located in a very small town. I have some fond memories of N. After my junior year, I transferred to a larger school, H, in a larger city. I have more pleasant memories from that single year at H than I do from all my years at N. I often try to figure out the reasoning for this. Part of the blame is on me. To some extent, the reality of your life is only what you've created. In other words, my bad.
Part of the blame is on my brother. He couldn't help it though. B was very tall, very good looking (I guess), and very good at basketball. If you haven't realized it yet, these are the things that matter in high school. Because I had skipped third grade, B and I were in the same class. This was great. B was quite a bit better than the average brother and I benefited greatly from my family association with him. On the other hand, it was also difficult playing the Danny DeVito to his Arnold Schwarzenegger. As a result, I was often viewed simply as B's little brother rather than as my own entity. This...well, it sucked.

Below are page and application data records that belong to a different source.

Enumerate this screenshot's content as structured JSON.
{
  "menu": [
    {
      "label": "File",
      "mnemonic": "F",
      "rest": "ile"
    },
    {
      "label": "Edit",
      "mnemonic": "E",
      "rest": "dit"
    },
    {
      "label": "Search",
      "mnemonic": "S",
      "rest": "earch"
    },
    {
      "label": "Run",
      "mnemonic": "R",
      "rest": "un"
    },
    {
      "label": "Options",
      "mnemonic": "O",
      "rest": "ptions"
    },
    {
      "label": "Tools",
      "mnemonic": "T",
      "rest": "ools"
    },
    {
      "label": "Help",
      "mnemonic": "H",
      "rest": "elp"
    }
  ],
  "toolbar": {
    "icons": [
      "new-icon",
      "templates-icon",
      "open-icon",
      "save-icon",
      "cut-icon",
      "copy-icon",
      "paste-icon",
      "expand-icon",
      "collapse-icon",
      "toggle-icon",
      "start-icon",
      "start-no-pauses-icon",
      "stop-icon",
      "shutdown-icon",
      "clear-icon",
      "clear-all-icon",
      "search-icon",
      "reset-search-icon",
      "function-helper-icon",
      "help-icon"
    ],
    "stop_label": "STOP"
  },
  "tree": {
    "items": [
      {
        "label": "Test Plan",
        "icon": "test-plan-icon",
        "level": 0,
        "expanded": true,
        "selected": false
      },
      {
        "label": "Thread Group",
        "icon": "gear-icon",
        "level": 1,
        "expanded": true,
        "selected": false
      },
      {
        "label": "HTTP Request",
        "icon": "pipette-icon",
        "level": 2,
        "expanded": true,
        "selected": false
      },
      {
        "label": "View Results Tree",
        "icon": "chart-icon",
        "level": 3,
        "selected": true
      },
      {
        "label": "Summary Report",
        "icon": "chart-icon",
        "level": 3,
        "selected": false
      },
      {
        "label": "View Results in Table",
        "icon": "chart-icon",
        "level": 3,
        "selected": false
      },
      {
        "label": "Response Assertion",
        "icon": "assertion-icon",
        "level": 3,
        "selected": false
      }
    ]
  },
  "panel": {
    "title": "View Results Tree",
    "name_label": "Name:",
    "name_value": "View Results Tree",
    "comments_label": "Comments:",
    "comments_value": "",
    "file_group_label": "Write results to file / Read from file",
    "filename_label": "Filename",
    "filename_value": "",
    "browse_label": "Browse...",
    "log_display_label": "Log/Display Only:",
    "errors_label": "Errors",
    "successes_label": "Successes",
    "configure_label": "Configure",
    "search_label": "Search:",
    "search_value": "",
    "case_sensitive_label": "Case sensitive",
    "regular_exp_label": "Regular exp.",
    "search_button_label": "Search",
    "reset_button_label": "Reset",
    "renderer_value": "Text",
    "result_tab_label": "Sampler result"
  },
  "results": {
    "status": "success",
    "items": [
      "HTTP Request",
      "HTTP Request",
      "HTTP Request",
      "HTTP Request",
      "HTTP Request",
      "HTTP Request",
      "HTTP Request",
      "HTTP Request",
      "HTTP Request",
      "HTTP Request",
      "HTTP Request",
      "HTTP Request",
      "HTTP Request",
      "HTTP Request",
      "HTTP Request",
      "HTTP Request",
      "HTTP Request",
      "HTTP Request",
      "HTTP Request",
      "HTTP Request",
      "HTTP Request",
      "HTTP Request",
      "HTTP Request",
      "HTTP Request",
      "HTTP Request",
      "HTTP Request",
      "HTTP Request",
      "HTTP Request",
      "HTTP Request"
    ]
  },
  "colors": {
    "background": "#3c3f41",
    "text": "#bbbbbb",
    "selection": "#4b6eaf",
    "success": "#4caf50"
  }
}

Another reason that I wasn't in love with that small school is that it was just a strange environment. J and I spoke about this a bit yesterday morning when we met up for the first time since our days as students in that small school around 20 years ago. Like me, J transferred out, though he did it after his sophomore year. For all of my problems with the small school culture, J had an additional one. He is Mexican.

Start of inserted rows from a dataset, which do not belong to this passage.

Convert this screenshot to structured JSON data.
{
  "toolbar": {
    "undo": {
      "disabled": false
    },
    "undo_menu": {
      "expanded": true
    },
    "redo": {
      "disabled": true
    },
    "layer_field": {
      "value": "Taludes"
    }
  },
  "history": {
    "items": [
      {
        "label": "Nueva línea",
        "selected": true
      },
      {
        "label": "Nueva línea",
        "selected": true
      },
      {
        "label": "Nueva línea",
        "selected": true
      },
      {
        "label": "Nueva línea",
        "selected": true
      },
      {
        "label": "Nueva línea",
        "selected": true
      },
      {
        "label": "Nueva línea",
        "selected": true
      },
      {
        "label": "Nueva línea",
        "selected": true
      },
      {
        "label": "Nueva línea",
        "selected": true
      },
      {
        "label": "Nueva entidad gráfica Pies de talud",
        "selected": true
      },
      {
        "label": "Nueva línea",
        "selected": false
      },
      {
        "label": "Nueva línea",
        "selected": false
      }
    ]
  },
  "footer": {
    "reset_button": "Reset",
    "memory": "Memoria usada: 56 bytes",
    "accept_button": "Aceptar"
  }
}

Some people don't believe that racism exists. Some people believe that it exists but instances of it manifesting itself are few and far between. Some people believe that it is PC bullshit pushed by politicians to further their career. You can believe what you want. I'm not doing this to change minds. However, I choose to believe J. I know that he had to struggle with things that I didn't have to struggle with simply because his skin was a different color than mine and the "J" in his name sounded like an "H" to the white crowd. I know this because he told me. And unfortunately, I know this because I was part of the problem.
It took me awhile to figure it out, but it was not okay for me to call a Mexican classmate "B*****" as if it were his given name, no matter if every other student did the same thing and the school's faculty knew of it and did nothing in response. It wasn't okay for me to dock a Mexican girl's ranking on a hotness scale because she was Mexican (never mind the idiocy and promotion of rape culture that accompanies a hotness scale). It wasn't okay for me to tell a classmate that I just couldn't marry a Mexican because I just couldn't marry a Mexican. But this was how it was at that small school. At least, that's my reality of it. Perhaps others remember it differently, and that's okay.

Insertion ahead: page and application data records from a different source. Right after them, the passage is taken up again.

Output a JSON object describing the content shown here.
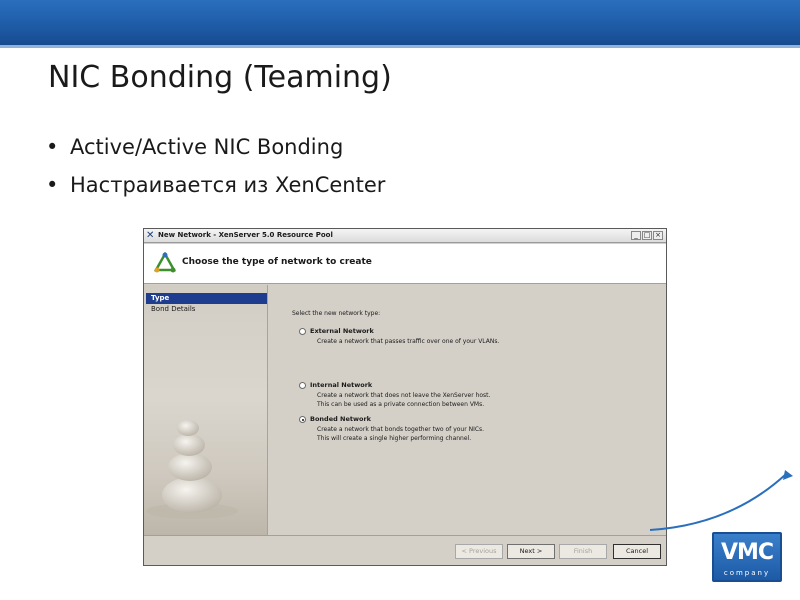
{
  "slide": {
    "title": "NIC Bonding (Teaming)",
    "bullets": [
      "Active/Active NIC Bonding",
      "Настраивается из XenCenter"
    ],
    "bullet_glyph": "•"
  },
  "dialog": {
    "title": "New Network - XenServer 5.0 Resource Pool",
    "window_buttons": [
      "_",
      "□",
      "×"
    ],
    "header": "Choose the type of network to create",
    "sidebar": [
      {
        "label": "Type",
        "active": true
      },
      {
        "label": "Bond Details",
        "active": false
      }
    ],
    "prompt": "Select the new network type:",
    "options": [
      {
        "label": "External Network",
        "selected": false,
        "description": [
          "Create a network that passes traffic over one of your VLANs."
        ]
      },
      {
        "label": "Internal Network",
        "selected": false,
        "description": [
          "Create a network that does not leave the XenServer host.",
          "This can be used as a private connection between VMs."
        ]
      },
      {
        "label": "Bonded Network",
        "selected": true,
        "description": [
          "Create a network that bonds together two of your NICs.",
          "This will create a single higher performing channel."
        ]
      }
    ],
    "buttons": {
      "previous": "< Previous",
      "next": "Next >",
      "finish": "Finish",
      "cancel": "Cancel"
    }
  },
  "logo": {
    "text": "VMC",
    "subtext": "company"
  },
  "colors": {
    "top_bar": "#1f5ca8",
    "sidebar_active": "#1f3d8f",
    "logo_blue": "#2a6fbd"
  },
  "icons": {
    "dialog_header_icon": "network-wizard-icon",
    "app_icon": "xencenter-icon"
  }
}
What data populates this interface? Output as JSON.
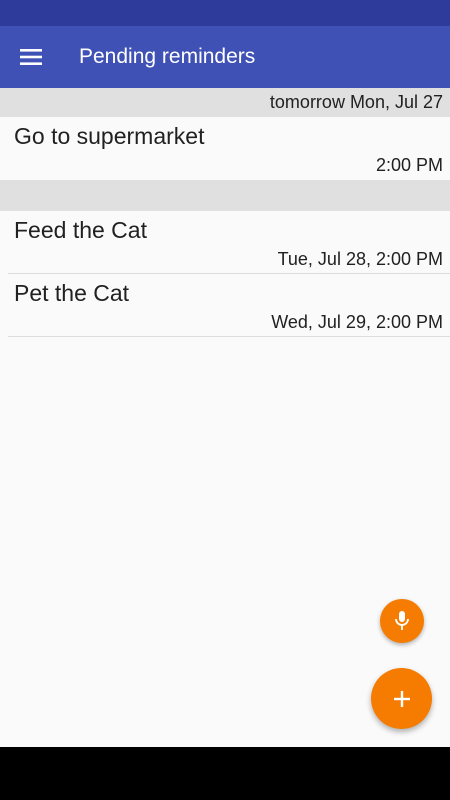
{
  "app_bar": {
    "title": "Pending reminders",
    "menu_icon": "hamburger-menu-icon",
    "background": "#3f51b5"
  },
  "sections": [
    {
      "header": "tomorrow Mon, Jul 27",
      "items": [
        {
          "title": "Go to supermarket",
          "time": "2:00 PM"
        }
      ]
    },
    {
      "header": "",
      "items": [
        {
          "title": "Feed the Cat",
          "time": "Tue, Jul 28, 2:00 PM"
        },
        {
          "title": "Pet the Cat",
          "time": "Wed, Jul 29, 2:00 PM"
        }
      ]
    }
  ],
  "fabs": {
    "mic_icon": "microphone-icon",
    "add_icon": "plus-icon",
    "color": "#f57c00"
  }
}
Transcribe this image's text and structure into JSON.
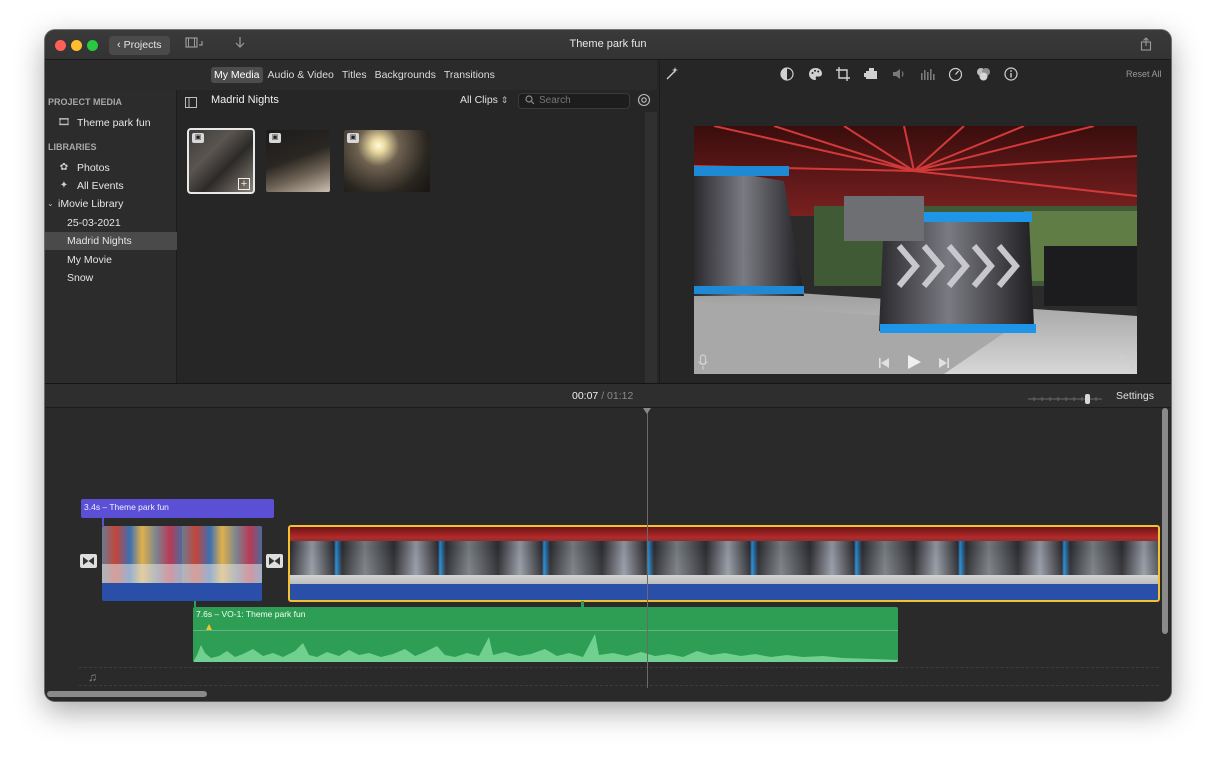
{
  "window": {
    "title": "Theme park fun"
  },
  "toolbar": {
    "projects_label": "Projects"
  },
  "media_tabs": [
    "My Media",
    "Audio & Video",
    "Titles",
    "Backgrounds",
    "Transitions"
  ],
  "sidebar": {
    "project_media_header": "PROJECT MEDIA",
    "project_item": "Theme park fun",
    "libraries_header": "LIBRARIES",
    "items": [
      {
        "label": "Photos",
        "icon": "flower-icon"
      },
      {
        "label": "All Events",
        "icon": "star-icon"
      },
      {
        "label": "iMovie Library",
        "icon": "disclosure-icon"
      },
      {
        "label": "25-03-2021",
        "icon": ""
      },
      {
        "label": "Madrid Nights",
        "icon": ""
      },
      {
        "label": "My Movie",
        "icon": ""
      },
      {
        "label": "Snow",
        "icon": ""
      }
    ]
  },
  "browser": {
    "event_title": "Madrid Nights",
    "filter_label": "All Clips",
    "search_placeholder": "Search"
  },
  "viewer": {
    "reset_label": "Reset All"
  },
  "timeline": {
    "current_time": "00:07",
    "separator": "/",
    "total_time": "01:12",
    "settings_label": "Settings",
    "title_clip_label": "3.4s – Theme park fun",
    "audio_clip_label": "7.6s – VO-1: Theme park fun"
  },
  "colors": {
    "window_bg": "#262626",
    "title_clip": "#5b4fd6",
    "audio_clip": "#2e9e55",
    "video_strip": "#2a4fa8",
    "selection": "#f2c230"
  }
}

School is weird. Children are cruel. Perhaps nobody makes it out of the school system without some scars. Fortunately, both J and I were able to find happiness in other school settings. I love my life and I loved hearing about J's life, hearing about the good work that he is doing for our world, and getting hugs from his daughter. I appreciate the life lessons that came from attending that small school, I regret the hurt that I caused others, and I hope that we can all be better and do better in the future.
Oftentimes, this catches people off-guard. Perhaps it's unusual to say to somebody, "How is your marriage going? Do you like it? Any regrets?" S lets me ask those questions though. I can't remember if she was always receptive to my assaults on her privacy. When we were learning about Shakespeare from an eccentric community college instructor named DM (or was it DA?), I can't recall her being particularly thrilled when I got all up in her beeswax. But she is definitely coming around.
I met with S and her family in her home. Like any gracious host would do when lunchtime rolls around, she fed me ice cream, and only ice cream. Her dog, who they called Annabelle, but whose spirit name was Big Tasty, kept letting foul SBDs. A rookie deep thinker might not notice it, but I, a wily old veteran, quickly recognized that it was the perfect environment for asking personal questions. So I did. To my delight, S not only handled them with ease, but fired some back my way without thinking twice. I liked this. I like that I had an opportunity to know S and I like that I had the opportunity to be known by S. I like that this exchange of ideas, thoughts, and feelings makes me feel more connected to S individually and to people generally. And I like that, through this exchange, I feel like I am a little bit closer to figuring out my life, what it means, where it's going, and where I'll find my heaven. Thank you, S, for helping me along my journey.